Why submit? Whether it be to the authority of someone who is of a
 higher ranking than we are, or rather believes that they are, or submitting to the 
monsters lurking inside ourselves. Why submit? 
It’s easier, sure. When there is constantly someone else telling us what to do, 
we don’t have to think too much. It’s easier not to put up a fight.
 If we don’t fight, we don’t have to spend time coming up with an argument, 
or proof as to why they’re wrong. 
I’m not talking about breaking the law, or disobeying your boss. That will only
 lead to trouble, and I am not advocating that at all. I’m talking about the 
outsiders who try to control your life. The people you have no real reason 
for keeping in your life because, they only harvest negativity, but the people you 
can’t seem to rid yourself of.
The reality is, we don’t want to fight. We are lazy. We want the easiest way out. 
No one wants to deal with unpleasantness. Sad? Lonely? 
Brokenhearted? Angry? Who wants to deal with that? 
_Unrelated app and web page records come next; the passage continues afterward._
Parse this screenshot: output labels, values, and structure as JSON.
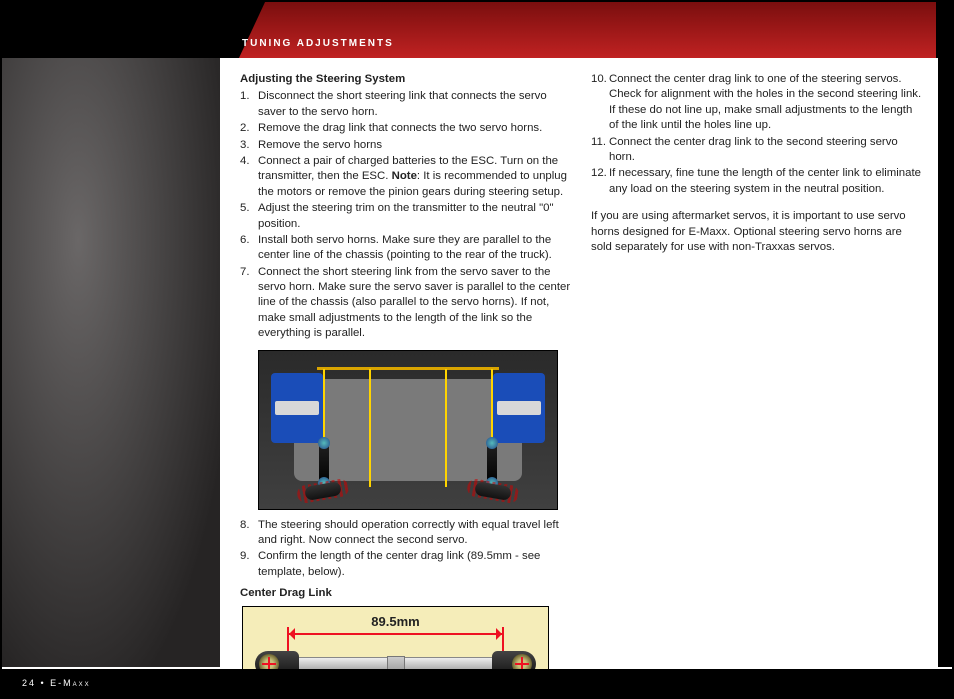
{
  "header": {
    "title": "Tuning Adjustments"
  },
  "footer": {
    "text": "24 • E-Maxx"
  },
  "left": {
    "heading": "Adjusting the Steering System",
    "steps_a": [
      "Disconnect the short steering link that connects the servo saver to the servo horn.",
      "Remove the drag link that connects the two servo horns.",
      "Remove the servo horns",
      "Connect a pair of charged batteries to the ESC.  Turn on the transmitter, then the ESC.  ",
      "Adjust the steering trim on the transmitter to the neutral \"0\" position.",
      "Install both servo horns.  Make sure they are parallel to the center line of the chassis (pointing to the rear of the truck).",
      "Connect the short steering link from the servo saver to the servo horn. Make sure the servo saver is parallel to the center line of the chassis (also parallel to the servo horns).  If not, make small adjustments to the length of the link so the everything is parallel."
    ],
    "step4_note_label": "Note",
    "step4_note_text": ": It is recommended to unplug the motors or remove the pinion gears during steering setup.",
    "steps_b_start": 8,
    "steps_b": [
      "The steering should operation correctly with equal travel left and right.  Now connect the second servo.",
      "Confirm the length of the center drag link (89.5mm - see template, below)."
    ],
    "drag_link_heading": "Center Drag Link",
    "drag_link_dim": "89.5mm"
  },
  "right": {
    "steps_start": 10,
    "steps": [
      "Connect the center drag link to one of the steering servos. Check for alignment with the holes in the second steering link. If these do not line up, make small adjustments to the length of the link until the holes line up.",
      "Connect the center drag link to the second steering servo horn.",
      "If necessary, fine tune the length of the center link to eliminate any load on the steering system in the neutral position."
    ],
    "paragraph": "If you are using aftermarket servos, it is important to use servo horns designed for E-Maxx.  Optional steering servo horns are sold separately for use with non-Traxxas servos."
  }
}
In a world with thousands of distractions at the tips of our fingers,
 why would we want to deal with our problems, 
when we could just pretend as if they don’t exist? 
Real clarity has become so overrated. Nowadays we can find it at the bottom
 of the bottle, or in the bed of a stranger. This is the world we live in, this is 
what we have submitted to. 
My advice to you: Stop taking criticism from people. People who try to live your life
 for you, do so because they can’t comfortably navigate their own. 
Fight. It’s what differentiates you from everybody else today. Put down your 
 phone, and live. If you want something, get it. In the words of 
Shim Moore from the Sick Puppies, “Fear is the dumbest thing we’ve 
created in our minds. It stands in the way of everything, and achieves nothing.”
 Fear is a hazardous chemical that alters your perception of reality. 
Everything is achievable, you just have to be willing to fight hard enough. 
Forget fear because, it only aides you in becoming what you’re scared of.  Send out positive vibes, and positive things will come into your life. 
When a new opportunity approaches, embrace it with open arms. 
Even if it’s negative, don’t be scared, you may need the lesson. 
Live for yourself, and pay no mind to what other people say. 
This life is yours, and yours alone. It’s time to start living it.